伊豆の大島は東京の品川区だと知っていますか。浜松町から船で８時間かかりました。Paper Sky Bicycle Club
のツール・ド・オオシマはとても楽しかったです。黒溶岩の砂漠での日の出も優しい自転車おたくたちもローカル料理もすばらしかった。Paper Sky は素敵な雑誌で、ニーハイメディアという出版社は最近自転車、山のハイキング、料理本のグループを打ち上げました。実際に人を集めるのはすごいと思います。
DId you know that Oshima island, off the coast of Izu, is part of Shinagawa ward? From the pier near Hamamatsucho, it’s an eight hour overnight ride on a slow and rather large boat. I recently went with Paper Sky’s Bicycle Club.
Highlights included watching the sun rise at black lava rock “desert” atop the volcano, fun and fashionable cyclists in their twenties, thirties, and forties, the slow over-night boat ride, two onsens, a small port made from a volcanic crater. We saw the end of the camellia season, the blooming of Oshima cherry trees, and ate ashitaba leaf vegetable. Dai dai cocktails cmobined local citrus with booze.
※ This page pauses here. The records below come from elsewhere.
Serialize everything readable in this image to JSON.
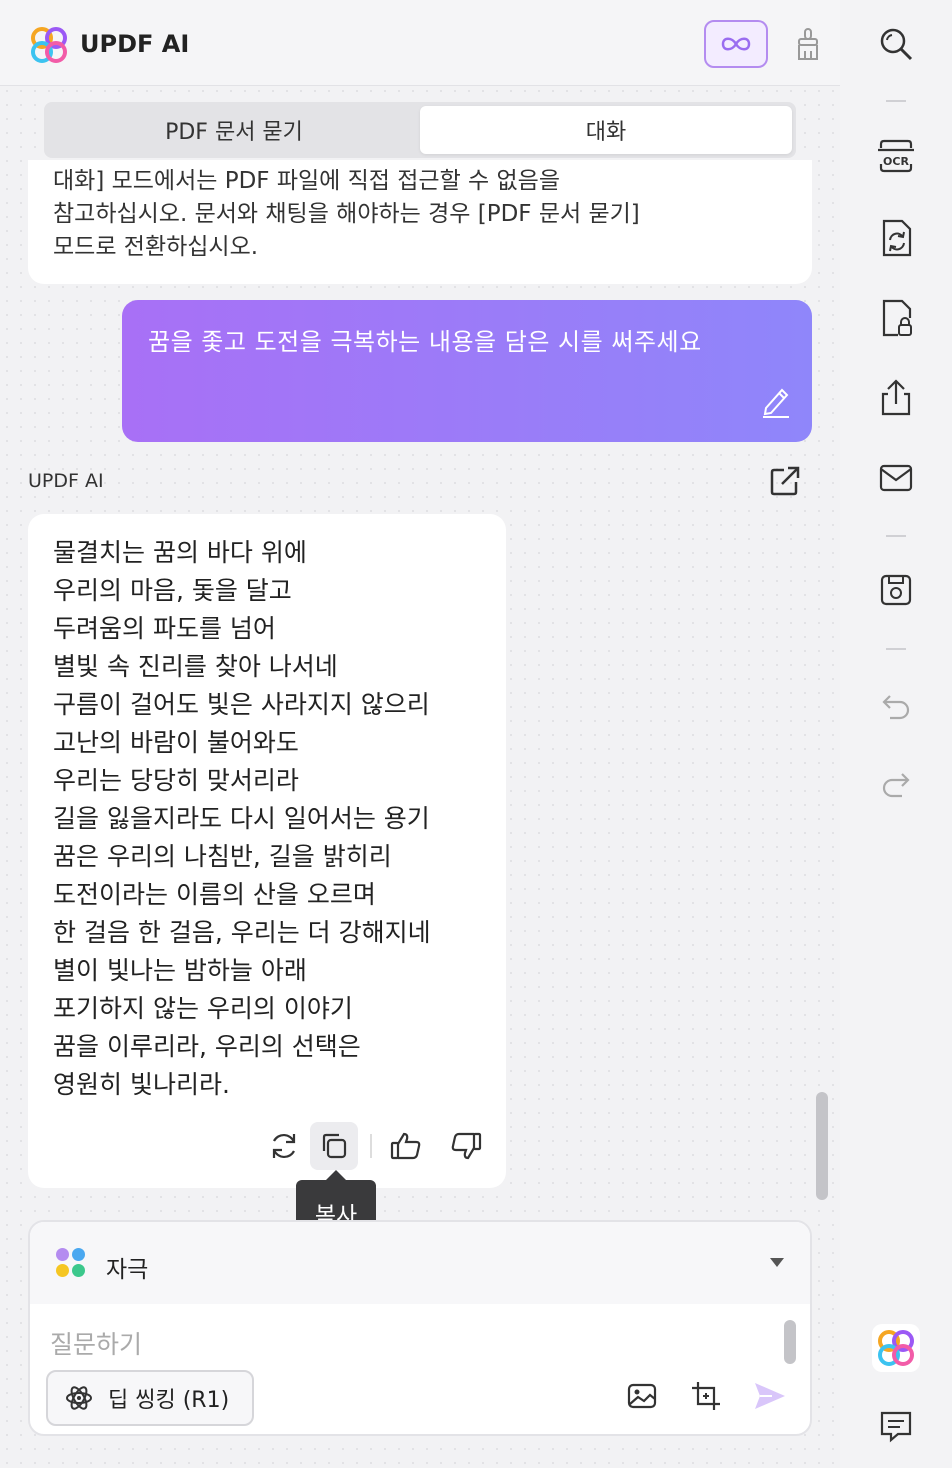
{
  "header": {
    "app_title": "UPDF AI",
    "logo_icon": "updf-logo-icon",
    "infinity_icon": "infinity-icon",
    "brush_icon": "brush-icon"
  },
  "mode_tabs": [
    {
      "label": "PDF 문서 묻기",
      "active": false
    },
    {
      "label": "대화",
      "active": true
    }
  ],
  "messages": {
    "previous_ai": {
      "lines": [
        "대화] 모드에서는 PDF 파일에 직접 접근할 수 없음을",
        "참고하십시오. 문서와 채팅을 해야하는 경우 [PDF 문서 묻기]",
        "모드로 전환하십시오."
      ]
    },
    "user": {
      "text": "꿈을 좇고 도전을 극복하는 내용을 담은 시를 써주세요",
      "gradient_start": "#a870f6",
      "gradient_end": "#8f86fa"
    },
    "ai": {
      "sender": "UPDF AI",
      "poem_lines": [
        "물결치는 꿈의 바다 위에",
        "우리의 마음, 돛을 달고",
        "두려움의 파도를 넘어",
        "별빛 속 진리를 찾아 나서네",
        "구름이 걸어도 빛은 사라지지 않으리",
        "고난의 바람이 불어와도",
        "우리는 당당히 맞서리라",
        "길을 잃을지라도 다시 일어서는 용기",
        "꿈은 우리의 나침반, 길을 밝히리",
        "도전이라는 이름의 산을 오르며",
        "한 걸음 한 걸음, 우리는 더 강해지네",
        "별이 빛나는 밤하늘 아래",
        "포기하지 않는 우리의 이야기",
        "꿈을 이루리라, 우리의 선택은",
        "영원히 빛나리라."
      ],
      "tooltip": "복사"
    }
  },
  "composer": {
    "prompt_label": "자극",
    "placeholder": "질문하기",
    "deep_thinking_label": "딥 씽킹 (R1)"
  },
  "sidebar": {
    "icons": [
      "search-icon",
      "ocr-icon",
      "convert-icon",
      "protect-icon",
      "share-icon",
      "mail-icon",
      "save-icon",
      "undo-icon",
      "redo-icon",
      "updf-ai-icon",
      "comment-icon"
    ]
  },
  "colors": {
    "accent": "#a870f6",
    "tooltip_bg": "#3a3a3c"
  }
}
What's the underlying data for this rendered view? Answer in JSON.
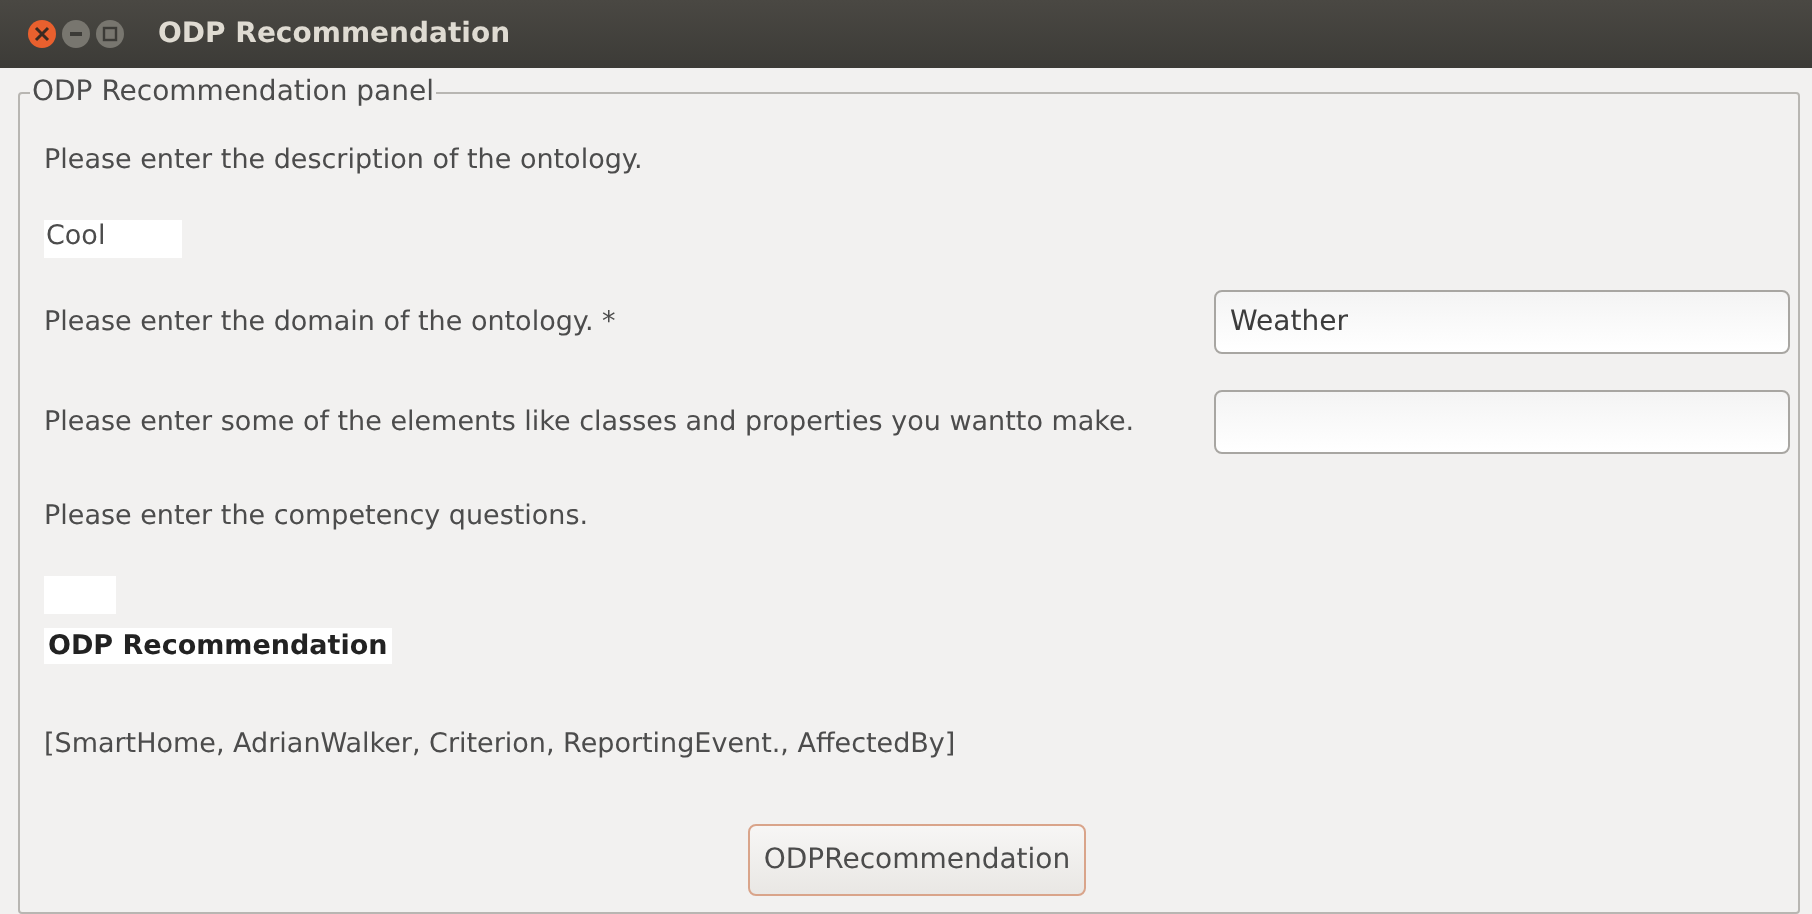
{
  "window": {
    "title": "ODP Recommendation"
  },
  "panel": {
    "title": "ODP Recommendation panel",
    "rows": [
      {
        "kind": "label",
        "text": "Please enter the description of the ontology."
      },
      {
        "kind": "area",
        "value": "Cool"
      },
      {
        "kind": "field",
        "text": "Please enter the domain of the ontology. *",
        "value": "Weather"
      },
      {
        "kind": "field",
        "text": "Please enter some of the elements like classes and properties you wantto make.",
        "value": ""
      },
      {
        "kind": "label",
        "text": "Please enter the competency questions."
      },
      {
        "kind": "area",
        "value": ""
      },
      {
        "kind": "heading",
        "text": "ODP Recommendation"
      },
      {
        "kind": "label",
        "text": "[SmartHome, AdrianWalker, Criterion, ReportingEvent., AffectedBy]"
      }
    ],
    "button": "ODPRecommendation"
  }
}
I am now even more impressed with Paper Sky, which is a travel magazine and also the hub of mountain climbing, food, book, and bicycle clubs. My fellow travelers were an interesting mix of bicycle sellers, magazine editors, serious and hobby cyclists, photographers, and creative types. I was surprised that the rental bikes were all Bruno bikes, which have small tires, great colors, and are excellent for city biking and mid-range touring.
With its real world events and groups, Paper Sky’s publisher, Knee High Media, is clearly thinking about a new type of publishing beyond paper, the web, and smart phones.
Recently, Mukunoki Ayumi gave me a tour of Kuboco, the construction and roof garden company where she works in Shitamachi. She graduated from Nodai, where I am a research fellow. The meeting took place thanks to Edgy Japan‘s Yanigasawa Hiroki. I immediately recognized the building when I spotted the incredible wisteria that is trellised across one building and climbs to the top of the adjoining 8 story building, where it provides rooftop shade on a trellis structure. Mukunoki-san told me that the vine is just eight years old and very vigorous!
Kuboco designs roof gardens and vertical gardens for commercial and retail buildings as well as residences. Since they are a construction company, they are able to combine garden design and maintenance with structural engineering, water-proofing, and retrofitting trellises for vines and vertical gardens onto older buildings.
Mukunoki-san reports seeing a shift from roof lawns to vegetables in Tokyo. She attributes this to customers wanting less maintenance and greater value from their outdoor spaces. Kabuco has roof gardens on both of its buildings, one a more social space and the other full of experiments with soil depth and new vegetables. Kuboco is very hands-on in providing advice about how to build roof gardens and what to grow. Mukunoki-san explained that last summer she grew tumeric because one of her clients wanted to grow it. On my visit, I saw blueberries, carrots, onions, parsley and other food on their demonstration gardens, and admired how they are testing out what can grow in 5, 10, 20, and 25 cm deep soil boxes. And for a while Kuboco’s roof garden provides fresh vegetables to a local onigiri restaurant.
She also introduced me to the Japanese term for “local food”: 地産地消 (chisanchishou, locally produced and locally consumed, with the first and third kanji being the word soil).
The 8 year old wisteria looks like it’s been on this building for much longer. It blooms best when trained horizontally.
I would love to try blueberries, too. It would be so satisfying to eat fresh blueberries, rather than the supermarket ones that have travelled from as far as Chile.